__Assigned task__. Please copy out every line in the records below that includes the word "compression".

Segment Start: Records provided

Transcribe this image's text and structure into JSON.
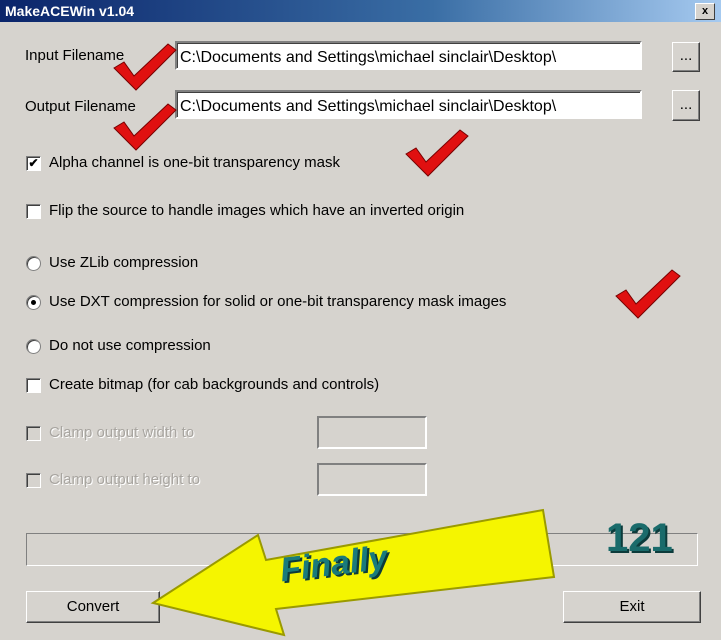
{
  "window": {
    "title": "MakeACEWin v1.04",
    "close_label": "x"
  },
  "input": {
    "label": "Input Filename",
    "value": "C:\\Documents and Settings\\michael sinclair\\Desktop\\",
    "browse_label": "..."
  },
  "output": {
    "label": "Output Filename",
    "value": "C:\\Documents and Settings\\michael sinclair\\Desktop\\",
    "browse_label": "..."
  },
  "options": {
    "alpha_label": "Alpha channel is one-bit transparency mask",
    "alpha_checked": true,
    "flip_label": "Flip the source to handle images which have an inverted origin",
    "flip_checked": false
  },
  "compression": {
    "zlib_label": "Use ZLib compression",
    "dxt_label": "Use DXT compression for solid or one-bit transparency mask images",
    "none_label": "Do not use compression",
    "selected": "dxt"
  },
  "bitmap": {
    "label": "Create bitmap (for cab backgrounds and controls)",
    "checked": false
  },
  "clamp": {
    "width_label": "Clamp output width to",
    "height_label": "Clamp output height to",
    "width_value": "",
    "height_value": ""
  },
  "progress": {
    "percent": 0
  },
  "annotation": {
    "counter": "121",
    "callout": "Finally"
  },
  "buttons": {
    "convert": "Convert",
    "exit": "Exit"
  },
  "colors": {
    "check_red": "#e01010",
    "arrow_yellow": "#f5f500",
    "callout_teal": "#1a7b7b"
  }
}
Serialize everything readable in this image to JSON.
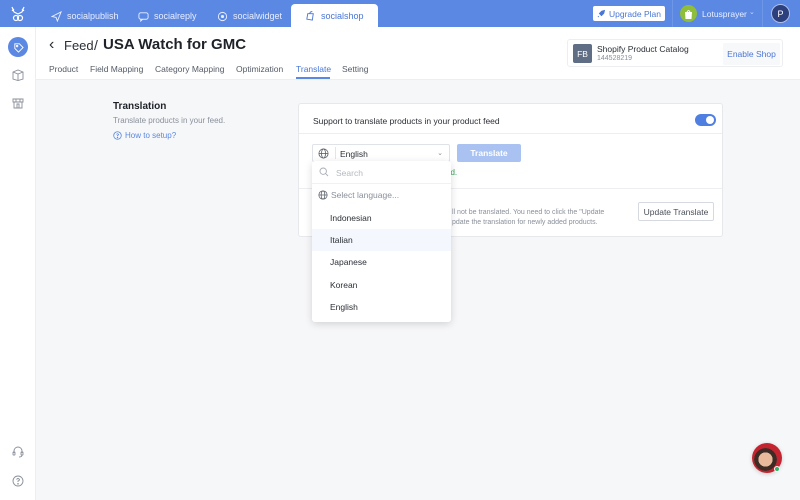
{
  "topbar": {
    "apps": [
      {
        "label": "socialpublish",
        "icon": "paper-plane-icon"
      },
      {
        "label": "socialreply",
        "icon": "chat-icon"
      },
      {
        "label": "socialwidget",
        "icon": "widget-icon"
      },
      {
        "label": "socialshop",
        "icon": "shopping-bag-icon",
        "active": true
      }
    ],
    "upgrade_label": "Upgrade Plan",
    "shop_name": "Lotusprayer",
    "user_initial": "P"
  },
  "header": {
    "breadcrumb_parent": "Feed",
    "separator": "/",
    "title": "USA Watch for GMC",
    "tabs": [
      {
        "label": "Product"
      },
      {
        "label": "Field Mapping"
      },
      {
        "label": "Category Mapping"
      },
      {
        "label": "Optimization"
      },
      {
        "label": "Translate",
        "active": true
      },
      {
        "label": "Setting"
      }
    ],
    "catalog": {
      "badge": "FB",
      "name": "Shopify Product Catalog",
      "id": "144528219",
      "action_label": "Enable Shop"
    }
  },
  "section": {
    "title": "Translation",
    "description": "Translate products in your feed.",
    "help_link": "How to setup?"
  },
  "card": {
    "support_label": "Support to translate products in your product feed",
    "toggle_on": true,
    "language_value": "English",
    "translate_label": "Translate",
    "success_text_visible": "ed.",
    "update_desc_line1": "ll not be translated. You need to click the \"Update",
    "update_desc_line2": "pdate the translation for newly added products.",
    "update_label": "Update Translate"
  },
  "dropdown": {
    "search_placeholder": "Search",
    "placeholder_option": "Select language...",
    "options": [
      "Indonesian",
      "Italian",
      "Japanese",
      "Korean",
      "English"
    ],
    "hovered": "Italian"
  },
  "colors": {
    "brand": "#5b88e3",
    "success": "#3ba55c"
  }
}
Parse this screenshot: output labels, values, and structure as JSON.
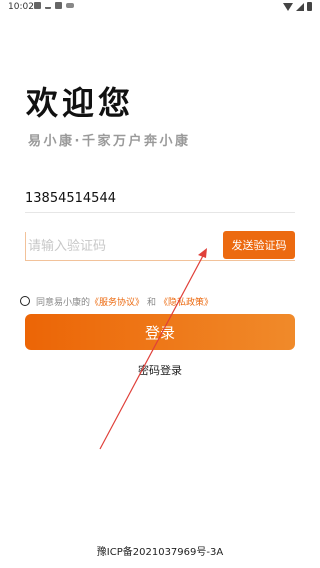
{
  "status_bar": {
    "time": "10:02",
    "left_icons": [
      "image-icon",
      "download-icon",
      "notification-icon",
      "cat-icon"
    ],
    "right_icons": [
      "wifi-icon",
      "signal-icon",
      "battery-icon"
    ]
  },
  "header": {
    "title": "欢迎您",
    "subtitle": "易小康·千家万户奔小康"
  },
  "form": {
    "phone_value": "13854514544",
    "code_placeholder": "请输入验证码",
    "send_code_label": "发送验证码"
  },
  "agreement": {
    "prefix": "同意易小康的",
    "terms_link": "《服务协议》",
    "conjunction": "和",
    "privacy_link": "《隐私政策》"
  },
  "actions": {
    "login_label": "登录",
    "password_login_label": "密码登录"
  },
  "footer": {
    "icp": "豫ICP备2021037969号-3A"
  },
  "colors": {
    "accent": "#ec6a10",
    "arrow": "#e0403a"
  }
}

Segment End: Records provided

__Output of the task__.
  "compression": {
    "zlib_label": "Use ZLib compression",
    "dxt_label": "Use DXT compression for solid or one-bit transparency mask images",
    "none_label": "Do not use compression",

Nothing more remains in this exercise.